So the argument was: how can someone as shy and meek as surinder, transform overnight into boisterous raj? Does that mean surinder is only pretending to be this meek person? Though the do-ability of something like that (in real life) is questionable, isn’t it true that most romantic films come to us packaged in a set of “un-doable in real life”? Be it jai in “jaane tu ya jaane na” running into the airport or stealing a bike to impress the girl next door in ‘oye lucky, lucky oye’. Even going back to aditya chopra’s own film, “dilwale dulhaniya le jaayenge” where raj impresses simran’s whole family and by the climax convinces everyone about their love.
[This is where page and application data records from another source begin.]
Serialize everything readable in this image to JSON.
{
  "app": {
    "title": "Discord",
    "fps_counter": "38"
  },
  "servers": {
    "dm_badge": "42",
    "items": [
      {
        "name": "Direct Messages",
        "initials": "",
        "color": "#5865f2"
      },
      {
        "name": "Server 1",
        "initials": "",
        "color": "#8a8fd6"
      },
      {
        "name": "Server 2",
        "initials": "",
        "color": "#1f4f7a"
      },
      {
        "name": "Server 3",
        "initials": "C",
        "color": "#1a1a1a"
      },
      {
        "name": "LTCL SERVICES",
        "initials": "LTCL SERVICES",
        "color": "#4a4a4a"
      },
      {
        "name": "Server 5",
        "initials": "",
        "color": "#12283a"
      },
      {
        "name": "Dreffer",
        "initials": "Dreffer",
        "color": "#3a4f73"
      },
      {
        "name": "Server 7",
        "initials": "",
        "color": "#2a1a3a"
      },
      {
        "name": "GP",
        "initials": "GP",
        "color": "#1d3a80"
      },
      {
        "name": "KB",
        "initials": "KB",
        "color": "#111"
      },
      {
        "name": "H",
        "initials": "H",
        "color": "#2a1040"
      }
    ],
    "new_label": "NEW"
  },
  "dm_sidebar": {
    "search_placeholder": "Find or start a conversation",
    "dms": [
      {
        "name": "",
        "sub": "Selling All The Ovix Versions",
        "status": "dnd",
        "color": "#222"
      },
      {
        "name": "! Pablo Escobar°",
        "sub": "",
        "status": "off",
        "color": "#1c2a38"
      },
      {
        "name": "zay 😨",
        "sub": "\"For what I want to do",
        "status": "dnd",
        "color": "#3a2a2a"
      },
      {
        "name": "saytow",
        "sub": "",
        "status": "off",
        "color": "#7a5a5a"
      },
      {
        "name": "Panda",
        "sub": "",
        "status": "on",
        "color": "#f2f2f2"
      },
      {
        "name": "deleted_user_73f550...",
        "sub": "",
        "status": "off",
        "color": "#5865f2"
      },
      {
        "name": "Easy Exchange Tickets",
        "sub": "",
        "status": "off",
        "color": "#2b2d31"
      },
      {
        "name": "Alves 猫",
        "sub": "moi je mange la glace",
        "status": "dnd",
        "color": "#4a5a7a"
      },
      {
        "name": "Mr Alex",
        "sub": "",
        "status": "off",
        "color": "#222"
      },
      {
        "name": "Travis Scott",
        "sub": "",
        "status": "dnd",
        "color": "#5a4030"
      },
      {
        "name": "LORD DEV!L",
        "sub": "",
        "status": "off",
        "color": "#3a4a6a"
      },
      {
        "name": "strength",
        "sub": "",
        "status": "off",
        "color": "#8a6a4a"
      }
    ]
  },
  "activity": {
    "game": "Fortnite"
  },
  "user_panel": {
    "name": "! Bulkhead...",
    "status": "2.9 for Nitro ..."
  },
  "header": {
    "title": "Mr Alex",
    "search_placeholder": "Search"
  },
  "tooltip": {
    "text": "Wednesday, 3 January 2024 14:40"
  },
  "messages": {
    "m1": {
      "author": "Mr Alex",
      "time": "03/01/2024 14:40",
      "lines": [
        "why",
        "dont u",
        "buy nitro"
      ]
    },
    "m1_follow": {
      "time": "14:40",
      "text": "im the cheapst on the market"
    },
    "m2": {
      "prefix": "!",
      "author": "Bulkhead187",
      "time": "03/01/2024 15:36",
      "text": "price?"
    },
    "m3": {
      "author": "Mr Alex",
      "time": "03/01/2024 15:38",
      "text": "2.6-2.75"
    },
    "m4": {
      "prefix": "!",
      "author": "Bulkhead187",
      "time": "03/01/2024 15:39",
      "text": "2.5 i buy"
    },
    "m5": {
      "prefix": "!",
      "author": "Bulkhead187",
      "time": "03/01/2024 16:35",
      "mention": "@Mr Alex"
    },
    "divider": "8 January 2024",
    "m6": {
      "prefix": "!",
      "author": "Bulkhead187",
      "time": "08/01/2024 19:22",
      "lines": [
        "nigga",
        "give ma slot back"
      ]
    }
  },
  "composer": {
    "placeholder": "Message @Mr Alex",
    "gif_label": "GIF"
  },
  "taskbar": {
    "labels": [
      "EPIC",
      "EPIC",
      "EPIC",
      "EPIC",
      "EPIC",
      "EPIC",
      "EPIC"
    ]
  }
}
If its love that makes our world go round then it’s definitely these ‘un-do-ables’ that make us love our romantic films.And i think the only reason most of us tend to continue watching love stories on celluloid, even though we know exactly how it is going to end, is to see these unthinkables and impossibilities. to, perhaps, see these things that "can't" really happen to us.

but rab ne takes its anticipatory bail very cheekily. First through its title and then with the constant motif of the the golden temple and 'rab' overlooking everything these characters are doing . both, surinder and bobby constantly saying that everything that's happening is god's doing won't let you forget that you have to believe anything and everything thats coming next.

All of us might want surinder to get the girl without resorting to raj's gimmickry or like to believe that that is even possible. (and that may be, too). but that won't be a romantic story anymore. that would just be love. and of course one is more fun to watch than another.